TRAVERSE CITY — An unusually long stretch of warm weather nudged surface water temperatures on Lake Michigan past July records last week, and to within half a degree of the warmest lake-wide average ever recorded.
Lake Michigan surface temperatures averaged 24.1 degrees Celsius (75.3 degrees Fahrenheit) on July 9, according to the National Oceanic and Atmospheric Administration’s Great Lakes Surface Environmental Analysis (GLSEA).
That’s the warmest average recorded for July in 26 years of satellite-sourced surface temperature data.
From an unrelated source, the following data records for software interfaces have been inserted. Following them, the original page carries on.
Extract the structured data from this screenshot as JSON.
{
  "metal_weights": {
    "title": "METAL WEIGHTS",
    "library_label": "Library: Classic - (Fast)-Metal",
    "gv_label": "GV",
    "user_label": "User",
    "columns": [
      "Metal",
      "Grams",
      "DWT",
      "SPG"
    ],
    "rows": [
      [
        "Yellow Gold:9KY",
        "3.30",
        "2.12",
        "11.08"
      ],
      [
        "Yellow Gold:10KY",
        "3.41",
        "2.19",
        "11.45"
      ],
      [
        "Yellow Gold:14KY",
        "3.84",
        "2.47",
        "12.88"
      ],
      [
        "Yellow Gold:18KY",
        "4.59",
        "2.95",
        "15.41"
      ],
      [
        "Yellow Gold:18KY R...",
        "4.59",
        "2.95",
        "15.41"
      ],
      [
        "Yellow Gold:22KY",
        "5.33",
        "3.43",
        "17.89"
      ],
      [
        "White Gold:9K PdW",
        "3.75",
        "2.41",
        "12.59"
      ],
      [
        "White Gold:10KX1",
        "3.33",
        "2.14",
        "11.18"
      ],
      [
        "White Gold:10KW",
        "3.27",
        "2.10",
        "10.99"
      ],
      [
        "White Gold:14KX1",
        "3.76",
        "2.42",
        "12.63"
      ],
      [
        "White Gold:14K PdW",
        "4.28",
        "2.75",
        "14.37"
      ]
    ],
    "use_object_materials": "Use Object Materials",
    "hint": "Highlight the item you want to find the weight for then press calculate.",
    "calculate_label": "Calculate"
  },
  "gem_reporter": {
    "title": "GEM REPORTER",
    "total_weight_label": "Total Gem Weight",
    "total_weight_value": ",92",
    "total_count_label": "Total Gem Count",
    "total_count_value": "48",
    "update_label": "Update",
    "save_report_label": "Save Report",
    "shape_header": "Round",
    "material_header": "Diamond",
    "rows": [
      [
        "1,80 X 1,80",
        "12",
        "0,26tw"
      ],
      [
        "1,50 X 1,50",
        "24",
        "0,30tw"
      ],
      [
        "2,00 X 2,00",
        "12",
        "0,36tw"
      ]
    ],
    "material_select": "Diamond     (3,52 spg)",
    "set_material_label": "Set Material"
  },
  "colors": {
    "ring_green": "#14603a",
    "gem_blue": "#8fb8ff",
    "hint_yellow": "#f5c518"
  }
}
Though longer temperature records exist for individual locations, GLSEA provides relatively gap-free data for the entire lake.
Surface temperatures on Lake Michigan usually peak in August, but Thursday’s average was already close to the all-time high of 24.2 degrees Celsius (75.6 degrees F), recorded in August of 2016.
That record will likely be broken this year, said Andrea Vanderwoude, a physical scientist at the NOAA Great Lakes Environmental Research Lab.
Temperatures in Grand Traverse Bay were in the upper 70s last week.
“I’m loving this,” said Whitney Miller, a Traverse City-based swim instructor who gives lessons at the beach. “Last year I was in a wetsuit up through the 15th of July ... I was a popsicle.”
Miller, who also runs a mermaid swim party business called TC Mermaid, said she’s having more success teaching kids to swim this year. “They can focus more with the warm water.”
Rapidly increasing temperatures on the lake coincided with warm weather that hung over much of the Midwest from the end of June through the beginning of July.
Warm temperatures were essentially trapped in the region by an atmospheric system to the east, said Matt Gillen, a meteorologist with the National Weather Service in Gaylord.
Maximum temperatures in Traverse City reached 87-plus for 11 days in a row, the longest such instance in 125 years of record-keeping according to data from the Midwest Regional Climate Center.
“It’s a rare occurrence up here to get that long of a stretch of that weather and not cool down at least for a day or two,” said Gillen.
Climate change is expected to increase the number of hot days in Michigan along with water temperatures on the Great Lakes.
“As we see long-term warming trends across the United States and increased warming during the summer months, this could become the new norm,” Vanderwoude said.
Warmer water on the Great Lakes has far-ranging ecological impacts, including an increased risk of harmful algal blooms and avian botulism.
The EPA has said specifically that climate change is likely to harm water quality in Lakes Michigan and Erie.